If you have a car, head out to Bay Country Bakery & Café on U.S. 50 for their doughnuts. Oh yes! π

Lunch and dinner

Jimmie and Sook’s Raw Bar & Grill

Jimmie and Sook’s on Poplar Street serves absolutely local seafood, made from absolutely local recipes. It’s delicious, it’s fresh, and it’s friendly. It’s also open for lunch and dinner. But it’s also about barbecue. What? Yes, it’s a husband-and-wife thing. And, honestly, what could be better? Nothing. Don’t miss it.

Bistro Poplar

We love Jimmie and Sook’s, but we confess that as often as not, we save it for lunch. Our dinnertime heart, at least on the weekends, belongs to Bistro Poplar. When we sit at the table, idly tearing apart our baguette and sipping on a crisp white wine while waiting for steak frites or scallops or other freshly prepared Mediterranean-Asian inspired dishes using local ingredients and seafood, we are transported to Aix-en-Provence or Avignon. We can’t help it. It’s lovely to be in Cambridge, but it’s sometimes also lovely to imagine you are in southern France. In brief, Bistro Poplar is a wonderful restaurant, on any continent.

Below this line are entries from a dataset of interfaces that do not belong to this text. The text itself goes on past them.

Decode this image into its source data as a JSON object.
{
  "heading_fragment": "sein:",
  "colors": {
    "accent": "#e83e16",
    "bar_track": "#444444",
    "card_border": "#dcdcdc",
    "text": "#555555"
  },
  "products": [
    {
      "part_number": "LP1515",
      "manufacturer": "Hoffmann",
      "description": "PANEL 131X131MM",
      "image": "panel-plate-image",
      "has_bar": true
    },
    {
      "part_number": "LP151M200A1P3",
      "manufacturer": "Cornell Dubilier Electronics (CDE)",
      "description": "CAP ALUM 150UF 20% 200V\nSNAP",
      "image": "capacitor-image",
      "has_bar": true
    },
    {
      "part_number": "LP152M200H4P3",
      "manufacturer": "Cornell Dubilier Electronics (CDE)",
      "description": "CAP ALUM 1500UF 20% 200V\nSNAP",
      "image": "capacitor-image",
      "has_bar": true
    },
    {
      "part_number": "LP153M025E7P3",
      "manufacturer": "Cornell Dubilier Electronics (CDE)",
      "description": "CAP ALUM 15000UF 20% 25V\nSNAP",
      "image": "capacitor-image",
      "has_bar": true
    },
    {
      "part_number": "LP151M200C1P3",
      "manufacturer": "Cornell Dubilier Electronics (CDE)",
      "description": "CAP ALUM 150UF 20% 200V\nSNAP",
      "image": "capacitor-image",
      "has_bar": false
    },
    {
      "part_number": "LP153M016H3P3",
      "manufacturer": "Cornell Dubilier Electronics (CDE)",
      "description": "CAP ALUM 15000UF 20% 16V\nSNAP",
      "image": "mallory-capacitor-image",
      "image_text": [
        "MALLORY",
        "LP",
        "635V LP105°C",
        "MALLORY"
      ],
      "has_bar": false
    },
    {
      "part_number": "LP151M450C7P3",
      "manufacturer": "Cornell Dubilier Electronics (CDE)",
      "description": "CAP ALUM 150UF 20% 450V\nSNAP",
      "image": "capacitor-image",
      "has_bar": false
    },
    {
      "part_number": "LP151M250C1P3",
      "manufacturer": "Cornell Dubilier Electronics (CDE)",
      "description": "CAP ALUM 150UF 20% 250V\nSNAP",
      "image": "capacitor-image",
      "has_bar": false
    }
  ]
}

Also terrific

Really, we’ve only scratched the surface here. And we’re not even off Poplar Street. While you’re here, don’t miss RAR Brewing. They make excellent beer (we are partial to the Nanticoke Nectar IPA) and offer a nice selection of food as well. Elsewhere, you’ll recognize Ava’s Pizzeria & Wine Bar and Theo’s Steaks, Sides, & Spirits from St. Michaels, so you know they are good. Try Blue Ruin for cocktails and small plates, and Canvasback Restaurant & irish Pub for food, ambiance and darts. And you can satisfy two urges at once at Docovino Wine Bar & Boutique. 

Finally, we are not going to leave this list until we remind you that the Hyatt Regency Chesapeake offers a choice of restaurants for every occasion. Take the Water’s Edge Grill, where you can get a very nice breakfast, lunch, or dinner. But when we’re at the Hyatt, we gravitate to Michener’s Library for its name, yes, and its books, but most of all for its two-story, all-window view of the Choptank River. And its very fine cocktails. And its billiards. We love billiards. ⚓️